*** PROVIDED RECORDS ***
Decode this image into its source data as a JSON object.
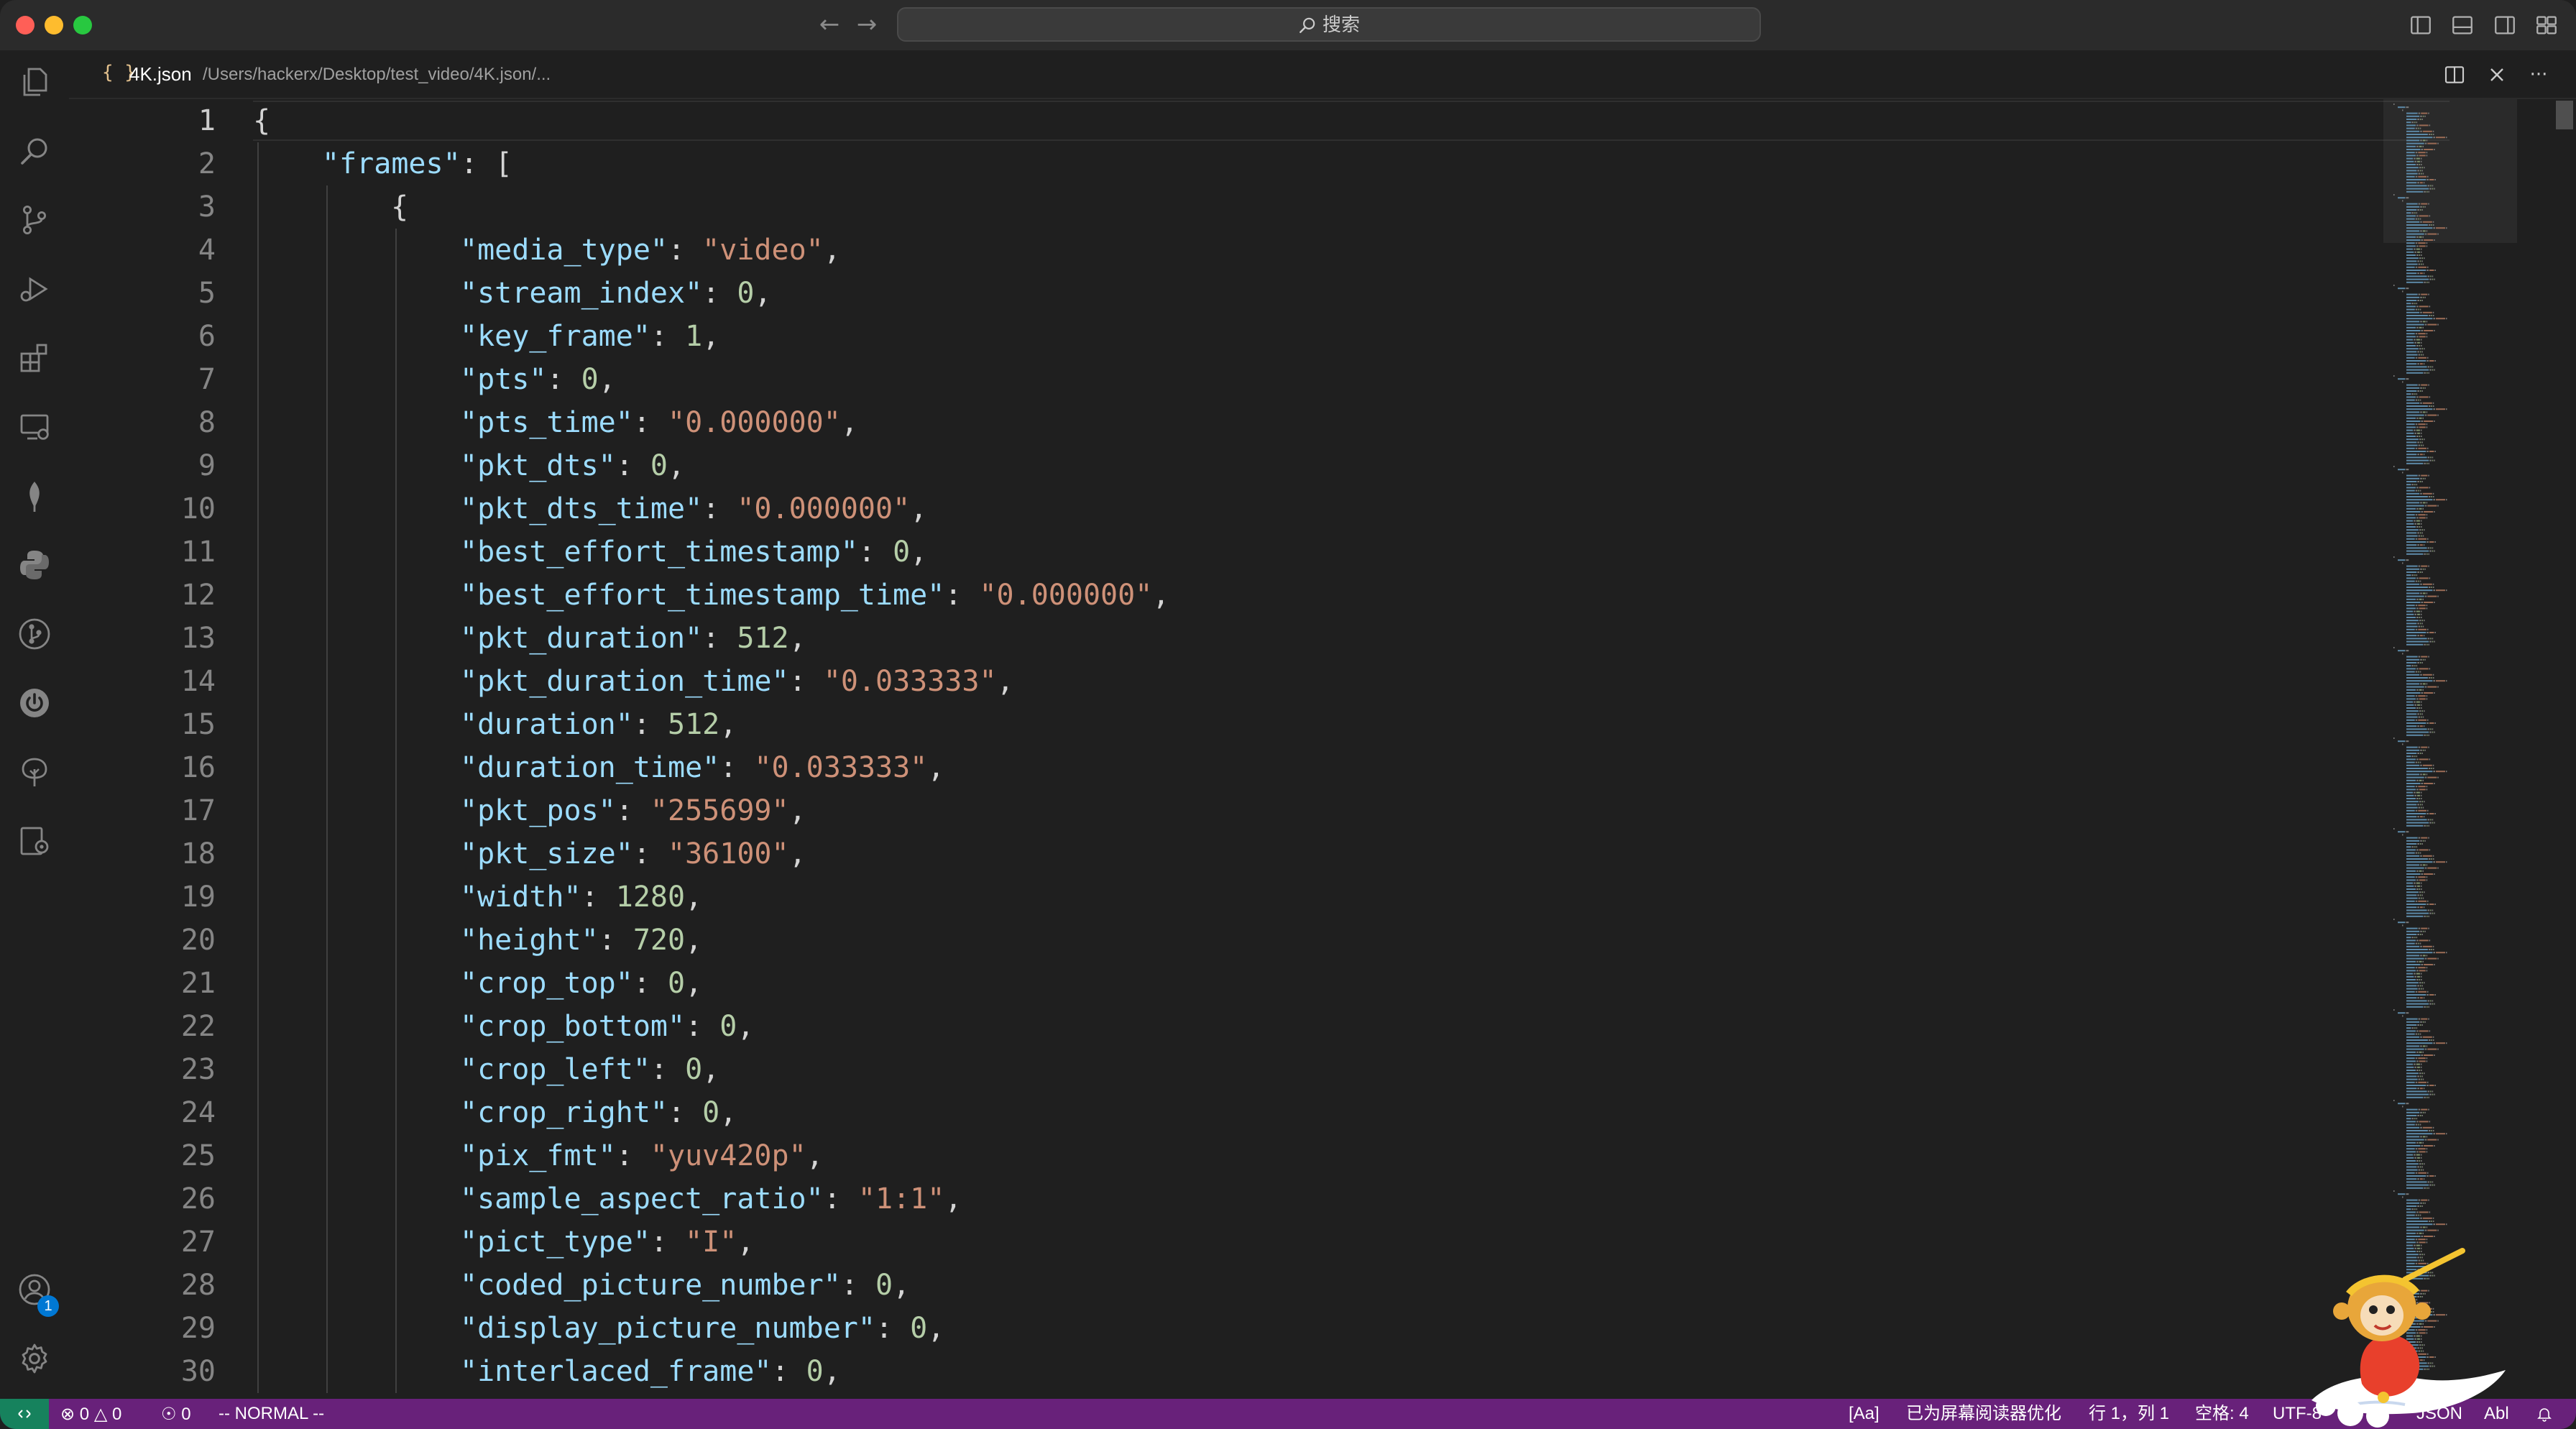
{
  "titlebar": {
    "search_label": "搜索"
  },
  "tab": {
    "file_icon": "{ }",
    "file_name": "4K.json",
    "file_path": "/Users/hackerx/Desktop/test_video/4K.json/...",
    "more_label": "···"
  },
  "editor": {
    "lines": [
      {
        "n": "1",
        "indent": 0,
        "tokens": [
          {
            "t": "{",
            "c": "brack"
          }
        ]
      },
      {
        "n": "2",
        "indent": 1,
        "tokens": [
          {
            "t": "\"frames\"",
            "c": "key"
          },
          {
            "t": ": [",
            "c": "punc"
          }
        ]
      },
      {
        "n": "3",
        "indent": 2,
        "tokens": [
          {
            "t": "{",
            "c": "brack"
          }
        ]
      },
      {
        "n": "4",
        "indent": 3,
        "tokens": [
          {
            "t": "\"media_type\"",
            "c": "key"
          },
          {
            "t": ": ",
            "c": "punc"
          },
          {
            "t": "\"video\"",
            "c": "str"
          },
          {
            "t": ",",
            "c": "punc"
          }
        ]
      },
      {
        "n": "5",
        "indent": 3,
        "tokens": [
          {
            "t": "\"stream_index\"",
            "c": "key"
          },
          {
            "t": ": ",
            "c": "punc"
          },
          {
            "t": "0",
            "c": "num"
          },
          {
            "t": ",",
            "c": "punc"
          }
        ]
      },
      {
        "n": "6",
        "indent": 3,
        "tokens": [
          {
            "t": "\"key_frame\"",
            "c": "key"
          },
          {
            "t": ": ",
            "c": "punc"
          },
          {
            "t": "1",
            "c": "num"
          },
          {
            "t": ",",
            "c": "punc"
          }
        ]
      },
      {
        "n": "7",
        "indent": 3,
        "tokens": [
          {
            "t": "\"pts\"",
            "c": "key"
          },
          {
            "t": ": ",
            "c": "punc"
          },
          {
            "t": "0",
            "c": "num"
          },
          {
            "t": ",",
            "c": "punc"
          }
        ]
      },
      {
        "n": "8",
        "indent": 3,
        "tokens": [
          {
            "t": "\"pts_time\"",
            "c": "key"
          },
          {
            "t": ": ",
            "c": "punc"
          },
          {
            "t": "\"0.000000\"",
            "c": "str"
          },
          {
            "t": ",",
            "c": "punc"
          }
        ]
      },
      {
        "n": "9",
        "indent": 3,
        "tokens": [
          {
            "t": "\"pkt_dts\"",
            "c": "key"
          },
          {
            "t": ": ",
            "c": "punc"
          },
          {
            "t": "0",
            "c": "num"
          },
          {
            "t": ",",
            "c": "punc"
          }
        ]
      },
      {
        "n": "10",
        "indent": 3,
        "tokens": [
          {
            "t": "\"pkt_dts_time\"",
            "c": "key"
          },
          {
            "t": ": ",
            "c": "punc"
          },
          {
            "t": "\"0.000000\"",
            "c": "str"
          },
          {
            "t": ",",
            "c": "punc"
          }
        ]
      },
      {
        "n": "11",
        "indent": 3,
        "tokens": [
          {
            "t": "\"best_effort_timestamp\"",
            "c": "key"
          },
          {
            "t": ": ",
            "c": "punc"
          },
          {
            "t": "0",
            "c": "num"
          },
          {
            "t": ",",
            "c": "punc"
          }
        ]
      },
      {
        "n": "12",
        "indent": 3,
        "tokens": [
          {
            "t": "\"best_effort_timestamp_time\"",
            "c": "key"
          },
          {
            "t": ": ",
            "c": "punc"
          },
          {
            "t": "\"0.000000\"",
            "c": "str"
          },
          {
            "t": ",",
            "c": "punc"
          }
        ]
      },
      {
        "n": "13",
        "indent": 3,
        "tokens": [
          {
            "t": "\"pkt_duration\"",
            "c": "key"
          },
          {
            "t": ": ",
            "c": "punc"
          },
          {
            "t": "512",
            "c": "num"
          },
          {
            "t": ",",
            "c": "punc"
          }
        ]
      },
      {
        "n": "14",
        "indent": 3,
        "tokens": [
          {
            "t": "\"pkt_duration_time\"",
            "c": "key"
          },
          {
            "t": ": ",
            "c": "punc"
          },
          {
            "t": "\"0.033333\"",
            "c": "str"
          },
          {
            "t": ",",
            "c": "punc"
          }
        ]
      },
      {
        "n": "15",
        "indent": 3,
        "tokens": [
          {
            "t": "\"duration\"",
            "c": "key"
          },
          {
            "t": ": ",
            "c": "punc"
          },
          {
            "t": "512",
            "c": "num"
          },
          {
            "t": ",",
            "c": "punc"
          }
        ]
      },
      {
        "n": "16",
        "indent": 3,
        "tokens": [
          {
            "t": "\"duration_time\"",
            "c": "key"
          },
          {
            "t": ": ",
            "c": "punc"
          },
          {
            "t": "\"0.033333\"",
            "c": "str"
          },
          {
            "t": ",",
            "c": "punc"
          }
        ]
      },
      {
        "n": "17",
        "indent": 3,
        "tokens": [
          {
            "t": "\"pkt_pos\"",
            "c": "key"
          },
          {
            "t": ": ",
            "c": "punc"
          },
          {
            "t": "\"255699\"",
            "c": "str"
          },
          {
            "t": ",",
            "c": "punc"
          }
        ]
      },
      {
        "n": "18",
        "indent": 3,
        "tokens": [
          {
            "t": "\"pkt_size\"",
            "c": "key"
          },
          {
            "t": ": ",
            "c": "punc"
          },
          {
            "t": "\"36100\"",
            "c": "str"
          },
          {
            "t": ",",
            "c": "punc"
          }
        ]
      },
      {
        "n": "19",
        "indent": 3,
        "tokens": [
          {
            "t": "\"width\"",
            "c": "key"
          },
          {
            "t": ": ",
            "c": "punc"
          },
          {
            "t": "1280",
            "c": "num"
          },
          {
            "t": ",",
            "c": "punc"
          }
        ]
      },
      {
        "n": "20",
        "indent": 3,
        "tokens": [
          {
            "t": "\"height\"",
            "c": "key"
          },
          {
            "t": ": ",
            "c": "punc"
          },
          {
            "t": "720",
            "c": "num"
          },
          {
            "t": ",",
            "c": "punc"
          }
        ]
      },
      {
        "n": "21",
        "indent": 3,
        "tokens": [
          {
            "t": "\"crop_top\"",
            "c": "key"
          },
          {
            "t": ": ",
            "c": "punc"
          },
          {
            "t": "0",
            "c": "num"
          },
          {
            "t": ",",
            "c": "punc"
          }
        ]
      },
      {
        "n": "22",
        "indent": 3,
        "tokens": [
          {
            "t": "\"crop_bottom\"",
            "c": "key"
          },
          {
            "t": ": ",
            "c": "punc"
          },
          {
            "t": "0",
            "c": "num"
          },
          {
            "t": ",",
            "c": "punc"
          }
        ]
      },
      {
        "n": "23",
        "indent": 3,
        "tokens": [
          {
            "t": "\"crop_left\"",
            "c": "key"
          },
          {
            "t": ": ",
            "c": "punc"
          },
          {
            "t": "0",
            "c": "num"
          },
          {
            "t": ",",
            "c": "punc"
          }
        ]
      },
      {
        "n": "24",
        "indent": 3,
        "tokens": [
          {
            "t": "\"crop_right\"",
            "c": "key"
          },
          {
            "t": ": ",
            "c": "punc"
          },
          {
            "t": "0",
            "c": "num"
          },
          {
            "t": ",",
            "c": "punc"
          }
        ]
      },
      {
        "n": "25",
        "indent": 3,
        "tokens": [
          {
            "t": "\"pix_fmt\"",
            "c": "key"
          },
          {
            "t": ": ",
            "c": "punc"
          },
          {
            "t": "\"yuv420p\"",
            "c": "str"
          },
          {
            "t": ",",
            "c": "punc"
          }
        ]
      },
      {
        "n": "26",
        "indent": 3,
        "tokens": [
          {
            "t": "\"sample_aspect_ratio\"",
            "c": "key"
          },
          {
            "t": ": ",
            "c": "punc"
          },
          {
            "t": "\"1:1\"",
            "c": "str"
          },
          {
            "t": ",",
            "c": "punc"
          }
        ]
      },
      {
        "n": "27",
        "indent": 3,
        "tokens": [
          {
            "t": "\"pict_type\"",
            "c": "key"
          },
          {
            "t": ": ",
            "c": "punc"
          },
          {
            "t": "\"I\"",
            "c": "str"
          },
          {
            "t": ",",
            "c": "punc"
          }
        ]
      },
      {
        "n": "28",
        "indent": 3,
        "tokens": [
          {
            "t": "\"coded_picture_number\"",
            "c": "key"
          },
          {
            "t": ": ",
            "c": "punc"
          },
          {
            "t": "0",
            "c": "num"
          },
          {
            "t": ",",
            "c": "punc"
          }
        ]
      },
      {
        "n": "29",
        "indent": 3,
        "tokens": [
          {
            "t": "\"display_picture_number\"",
            "c": "key"
          },
          {
            "t": ": ",
            "c": "punc"
          },
          {
            "t": "0",
            "c": "num"
          },
          {
            "t": ",",
            "c": "punc"
          }
        ]
      },
      {
        "n": "30",
        "indent": 3,
        "tokens": [
          {
            "t": "\"interlaced_frame\"",
            "c": "key"
          },
          {
            "t": ": ",
            "c": "punc"
          },
          {
            "t": "0",
            "c": "num"
          },
          {
            "t": ",",
            "c": "punc"
          }
        ]
      }
    ]
  },
  "activity_bar": {
    "icons": [
      "explorer-icon",
      "search-icon",
      "source-control-icon",
      "run-debug-icon",
      "extensions-icon",
      "remote-explorer-icon",
      "mongodb-leaf-icon",
      "python-icon",
      "git-graph-icon",
      "power-icon",
      "tree-icon",
      "gear-doc-icon"
    ],
    "accounts_badge": "1"
  },
  "statusbar": {
    "errors": "0",
    "warnings": "0",
    "ports": "0",
    "vim_mode": "-- NORMAL --",
    "case_toggle": "[Aa]",
    "screen_reader": "已为屏幕阅读器优化",
    "cursor_position": "行 1，列 1",
    "indent": "空格: 4",
    "encoding": "UTF-8",
    "language": "JSON",
    "spell": "Abl"
  },
  "colors": {
    "statusbar_bg": "#68217a",
    "remote_bg": "#16825d",
    "key_color": "#9cdcfe",
    "string_color": "#ce9178",
    "number_color": "#b5cea8"
  }
}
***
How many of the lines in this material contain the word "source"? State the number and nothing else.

2